Beware, internet surfers – today is April Fool’s Day. Birders are not immune to being played for fools, if these pranks from years past are any indication.
The exciting headline Extinct Carolina Parakeet Rediscovered in Honduras appeared on April 1, 2009. This one came complete with a news release from the Cornell Lab of Ornithology, which added authenticity to an unbelievable discovery. If you fell for this one, you were certainly not alone!
Last year Ted Floyd revealed a list of ABA Checklist Changes that had some birders just a bit freaked out. The list highlighted crazy splits, maddening lumps, and major, unprecedented changes to the ABA Area.

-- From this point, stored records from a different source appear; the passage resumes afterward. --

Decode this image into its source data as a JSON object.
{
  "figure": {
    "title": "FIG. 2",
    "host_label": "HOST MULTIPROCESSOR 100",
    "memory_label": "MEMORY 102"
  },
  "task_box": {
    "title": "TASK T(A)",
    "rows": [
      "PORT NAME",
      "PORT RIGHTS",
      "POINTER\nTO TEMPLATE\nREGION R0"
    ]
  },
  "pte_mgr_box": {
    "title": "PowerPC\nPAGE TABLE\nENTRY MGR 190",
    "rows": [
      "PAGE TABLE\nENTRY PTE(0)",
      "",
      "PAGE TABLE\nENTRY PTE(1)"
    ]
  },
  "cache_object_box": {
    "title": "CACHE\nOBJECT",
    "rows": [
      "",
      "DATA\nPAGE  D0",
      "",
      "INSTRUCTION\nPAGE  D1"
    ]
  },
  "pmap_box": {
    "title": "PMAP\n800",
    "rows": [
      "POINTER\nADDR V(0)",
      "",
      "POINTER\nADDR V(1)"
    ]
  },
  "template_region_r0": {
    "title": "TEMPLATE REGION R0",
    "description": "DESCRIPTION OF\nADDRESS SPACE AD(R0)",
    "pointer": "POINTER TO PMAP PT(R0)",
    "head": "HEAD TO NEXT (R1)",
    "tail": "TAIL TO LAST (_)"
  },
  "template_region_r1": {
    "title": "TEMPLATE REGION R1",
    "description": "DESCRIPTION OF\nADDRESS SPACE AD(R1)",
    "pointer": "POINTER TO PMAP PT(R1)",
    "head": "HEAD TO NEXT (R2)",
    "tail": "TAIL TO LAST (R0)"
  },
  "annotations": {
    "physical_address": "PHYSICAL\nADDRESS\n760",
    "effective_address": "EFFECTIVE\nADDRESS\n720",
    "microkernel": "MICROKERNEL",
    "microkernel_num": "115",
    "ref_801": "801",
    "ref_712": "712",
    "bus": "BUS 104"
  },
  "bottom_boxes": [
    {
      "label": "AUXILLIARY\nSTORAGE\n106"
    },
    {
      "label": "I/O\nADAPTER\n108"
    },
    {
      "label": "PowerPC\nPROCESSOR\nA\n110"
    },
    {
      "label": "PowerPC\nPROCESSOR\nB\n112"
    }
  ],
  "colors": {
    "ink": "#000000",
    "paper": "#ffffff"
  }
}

Also last year, blogger tai haku broke the story of ESPN’s entry into the competitive birding market: Email from ESPN: the “American Big Day Birding League.”
Bill of the Birds had a great prank last year, too, when he revealed a major change at BirdWatcher’s Digest: Our New Name!. The magazine was to be rebranded Wild Bird Watcher’s World (and Blooms).
By now, readers of 10,000 Birds must know they need to be on their toes on April Fool’s Day. Last year they got us with an unbelievable giveaway opportunity: Win a Free Trip to Thailand! In 2010 Corey revealed a shocking overseas birder conspiracy: Short-toed Treecreepers Do Not Exist. And in 2009 Corey reported seeing a Pileated Woodpecker in Queens, complete with photo documentation.
Google has been offering up pranks on April 1st for years. They featured birds in an early prank: Google’s PigeonRank was revealed on April 1, 2002. The search engine’s cruelty-free method of determining page rank uses trained pigeons to recognize objects regardless of spacial orientation. It’s all very complicated.
The film version of The Big Year is progressing, with filming to begin next month. Local birders even have a chance to be in the movie — there is a May 1st casting call for extras in Tofino, BC. I was an extra in a movie many years ago, and it was a lot of fun. I would LOVE to be able to be an extra in The Big Year! Producers are looking for “local men and women of all shapes, sizes and ethnicities who are interested in working as paid Extras on the movie.” I wonder how many birders will show up for the casting call?
In other entertainment news, Los Angeles Audubon will be celebrating their 100th anniversary in May and as part of the festivities, birders can join several Star Trek cast members on a birding field trip. The Bald(ing) Eagles of Star Trek is one of several teams competing in a Birdathon over the first week of May. It’s a fun chance to go out birding with Armin Shimerman, Robert Picardo, Ethan Phillips and John Billingsley, and contribute to Los Angeles Audubon’s activities, too.
A film adaptation of Mark Obmascik’s The Big Year looks to be another step closer to production. In January news broke that the film would star Owen Wilson, Jack Black, and Dustin Hoffman. Tonight reports are circulating that Steve Martin will take Dustin Hoffman’s place in the film. According to ABC News, filming is set to begin in May in Canada. David Frankel is still on to direct.
Although I do like Dustin Hoffman, I’m a big fan of Steve Martin, so I like this announcement. With this cast, there’s no doubt this will be a comedy. I just hope they don’t make birders look too goofy.
I’ll admit I’m pretty addicted to Lost. I’ve seen all of the episodes as they first aired (or as close to as I could while living abroad), I’m enjoying this last season and my husband and I even started re-watching the first five seasons a month ago. There are a couple of teeny tiny mild spoilers ahead (for episodes of Lost that have already aired), so be warned.
While looking through the fanatically comprehensive Lostpedia a few weeks ago, I came across the article on Birds. We had just re-watched the first season episode “Special“, where Walt is reading about Australian birds, so I already kind of had birds & Lost on my mind.
But birds appear in almost every episode of Lost; during the Island scenes there are usually bird sounds in the background, most often peafowl but also loons or doves. The Common Peafowl is an introduced species in Hawaii (where Lost is filmed).
If you watch the show you know that the Island gets around, so hearing such diverse species is not far-fetched. While improbable bird song is unfortunately common in popular culture, the makers of Lost could actually use sounds from any species of bird and they would work within the storyline of the show.